Data records for software interfaces
++++++++++++++++++++

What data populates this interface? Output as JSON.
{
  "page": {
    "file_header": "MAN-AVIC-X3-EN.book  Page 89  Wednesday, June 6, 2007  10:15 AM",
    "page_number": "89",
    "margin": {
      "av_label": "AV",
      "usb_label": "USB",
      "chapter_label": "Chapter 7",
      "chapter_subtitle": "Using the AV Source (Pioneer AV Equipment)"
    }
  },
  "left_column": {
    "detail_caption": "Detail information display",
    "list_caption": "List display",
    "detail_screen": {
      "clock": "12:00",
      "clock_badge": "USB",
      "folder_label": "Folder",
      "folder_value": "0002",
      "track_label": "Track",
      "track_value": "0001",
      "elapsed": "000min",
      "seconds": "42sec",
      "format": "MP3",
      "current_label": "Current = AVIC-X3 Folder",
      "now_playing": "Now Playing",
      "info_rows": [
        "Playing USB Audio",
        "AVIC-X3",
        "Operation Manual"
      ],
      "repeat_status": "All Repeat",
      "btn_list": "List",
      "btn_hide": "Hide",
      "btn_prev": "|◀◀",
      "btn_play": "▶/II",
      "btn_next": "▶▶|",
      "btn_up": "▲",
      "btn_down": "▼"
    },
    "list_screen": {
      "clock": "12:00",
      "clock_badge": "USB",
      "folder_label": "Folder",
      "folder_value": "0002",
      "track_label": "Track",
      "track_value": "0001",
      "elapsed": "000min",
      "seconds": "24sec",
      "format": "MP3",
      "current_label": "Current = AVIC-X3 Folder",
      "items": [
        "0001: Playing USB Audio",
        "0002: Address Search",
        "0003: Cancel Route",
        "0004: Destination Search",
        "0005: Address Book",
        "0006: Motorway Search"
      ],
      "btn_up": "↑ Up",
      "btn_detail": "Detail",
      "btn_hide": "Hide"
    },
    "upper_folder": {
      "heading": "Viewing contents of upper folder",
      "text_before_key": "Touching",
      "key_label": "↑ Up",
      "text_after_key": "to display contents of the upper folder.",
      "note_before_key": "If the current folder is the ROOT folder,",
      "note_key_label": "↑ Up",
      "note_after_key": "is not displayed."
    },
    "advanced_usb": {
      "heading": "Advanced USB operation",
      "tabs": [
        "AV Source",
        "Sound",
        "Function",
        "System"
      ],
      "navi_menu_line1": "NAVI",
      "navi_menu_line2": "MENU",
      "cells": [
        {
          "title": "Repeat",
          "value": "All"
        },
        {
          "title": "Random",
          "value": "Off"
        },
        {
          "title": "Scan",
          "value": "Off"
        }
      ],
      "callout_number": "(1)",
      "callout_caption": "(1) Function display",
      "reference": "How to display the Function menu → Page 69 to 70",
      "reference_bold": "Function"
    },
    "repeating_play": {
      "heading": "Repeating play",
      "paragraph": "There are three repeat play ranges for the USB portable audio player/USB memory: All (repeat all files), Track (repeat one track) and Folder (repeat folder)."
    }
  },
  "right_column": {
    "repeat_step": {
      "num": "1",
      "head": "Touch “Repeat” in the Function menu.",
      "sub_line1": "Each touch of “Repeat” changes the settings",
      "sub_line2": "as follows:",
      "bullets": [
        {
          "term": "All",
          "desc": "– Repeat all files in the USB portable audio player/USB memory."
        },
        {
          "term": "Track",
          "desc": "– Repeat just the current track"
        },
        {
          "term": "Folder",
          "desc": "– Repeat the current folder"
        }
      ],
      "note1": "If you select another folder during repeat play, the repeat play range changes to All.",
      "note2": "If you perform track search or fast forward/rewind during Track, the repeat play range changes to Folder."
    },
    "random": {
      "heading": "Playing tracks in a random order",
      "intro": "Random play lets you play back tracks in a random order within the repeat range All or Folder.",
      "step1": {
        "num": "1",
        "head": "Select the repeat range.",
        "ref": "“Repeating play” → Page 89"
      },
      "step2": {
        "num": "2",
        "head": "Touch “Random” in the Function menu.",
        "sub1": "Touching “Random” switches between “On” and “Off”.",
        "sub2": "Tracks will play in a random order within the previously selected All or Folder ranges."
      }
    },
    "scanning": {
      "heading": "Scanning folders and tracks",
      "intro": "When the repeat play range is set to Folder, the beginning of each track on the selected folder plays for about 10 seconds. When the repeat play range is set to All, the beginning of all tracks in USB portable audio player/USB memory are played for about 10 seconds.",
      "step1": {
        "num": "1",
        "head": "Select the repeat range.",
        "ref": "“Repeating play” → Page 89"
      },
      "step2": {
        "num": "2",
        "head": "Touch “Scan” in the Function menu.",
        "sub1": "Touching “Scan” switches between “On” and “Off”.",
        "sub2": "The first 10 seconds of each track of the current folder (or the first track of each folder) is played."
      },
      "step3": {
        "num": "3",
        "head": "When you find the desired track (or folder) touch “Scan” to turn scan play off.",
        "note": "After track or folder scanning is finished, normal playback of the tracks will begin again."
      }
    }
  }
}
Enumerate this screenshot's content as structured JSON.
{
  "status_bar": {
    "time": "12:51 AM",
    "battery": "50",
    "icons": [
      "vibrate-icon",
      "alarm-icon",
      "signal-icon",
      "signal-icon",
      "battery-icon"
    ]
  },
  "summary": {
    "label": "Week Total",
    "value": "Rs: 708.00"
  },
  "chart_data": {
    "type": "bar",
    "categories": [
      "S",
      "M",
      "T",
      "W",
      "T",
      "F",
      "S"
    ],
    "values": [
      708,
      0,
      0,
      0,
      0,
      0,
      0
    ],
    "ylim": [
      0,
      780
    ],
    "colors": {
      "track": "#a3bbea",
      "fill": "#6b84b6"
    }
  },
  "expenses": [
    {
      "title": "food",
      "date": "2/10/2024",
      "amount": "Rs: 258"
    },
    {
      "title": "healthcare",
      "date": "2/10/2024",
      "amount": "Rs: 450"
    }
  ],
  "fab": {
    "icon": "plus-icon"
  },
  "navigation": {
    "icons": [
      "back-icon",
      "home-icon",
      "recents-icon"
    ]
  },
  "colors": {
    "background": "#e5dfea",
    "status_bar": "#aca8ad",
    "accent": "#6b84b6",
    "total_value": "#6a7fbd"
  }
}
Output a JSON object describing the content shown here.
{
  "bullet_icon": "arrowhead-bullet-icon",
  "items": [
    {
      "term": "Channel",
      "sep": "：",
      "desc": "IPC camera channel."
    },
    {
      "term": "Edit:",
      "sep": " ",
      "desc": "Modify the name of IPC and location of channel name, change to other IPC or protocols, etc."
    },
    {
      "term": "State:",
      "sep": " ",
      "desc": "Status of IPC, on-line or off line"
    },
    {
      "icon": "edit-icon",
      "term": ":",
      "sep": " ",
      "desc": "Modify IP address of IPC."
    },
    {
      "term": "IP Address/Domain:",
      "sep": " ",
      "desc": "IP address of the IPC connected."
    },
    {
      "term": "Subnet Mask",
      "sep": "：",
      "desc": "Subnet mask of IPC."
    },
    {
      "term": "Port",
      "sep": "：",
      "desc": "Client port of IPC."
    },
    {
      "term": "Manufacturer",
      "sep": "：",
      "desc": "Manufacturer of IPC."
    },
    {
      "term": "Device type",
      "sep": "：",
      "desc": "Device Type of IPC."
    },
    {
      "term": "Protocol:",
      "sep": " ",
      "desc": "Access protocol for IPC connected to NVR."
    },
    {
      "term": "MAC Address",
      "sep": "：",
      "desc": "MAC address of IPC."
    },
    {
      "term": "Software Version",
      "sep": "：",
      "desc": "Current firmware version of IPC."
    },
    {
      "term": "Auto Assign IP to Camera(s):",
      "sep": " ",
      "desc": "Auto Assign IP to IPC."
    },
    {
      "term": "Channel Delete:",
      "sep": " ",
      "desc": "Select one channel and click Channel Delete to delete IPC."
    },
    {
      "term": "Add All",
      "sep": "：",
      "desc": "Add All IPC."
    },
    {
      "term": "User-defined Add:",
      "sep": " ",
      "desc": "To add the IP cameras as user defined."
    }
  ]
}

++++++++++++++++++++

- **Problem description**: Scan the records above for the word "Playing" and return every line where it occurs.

- **Solved problem**:
      "now_playing": "Now Playing",
        "Playing USB Audio",
        "0001: Playing USB Audio",
      "heading": "Playing tracks in a random order",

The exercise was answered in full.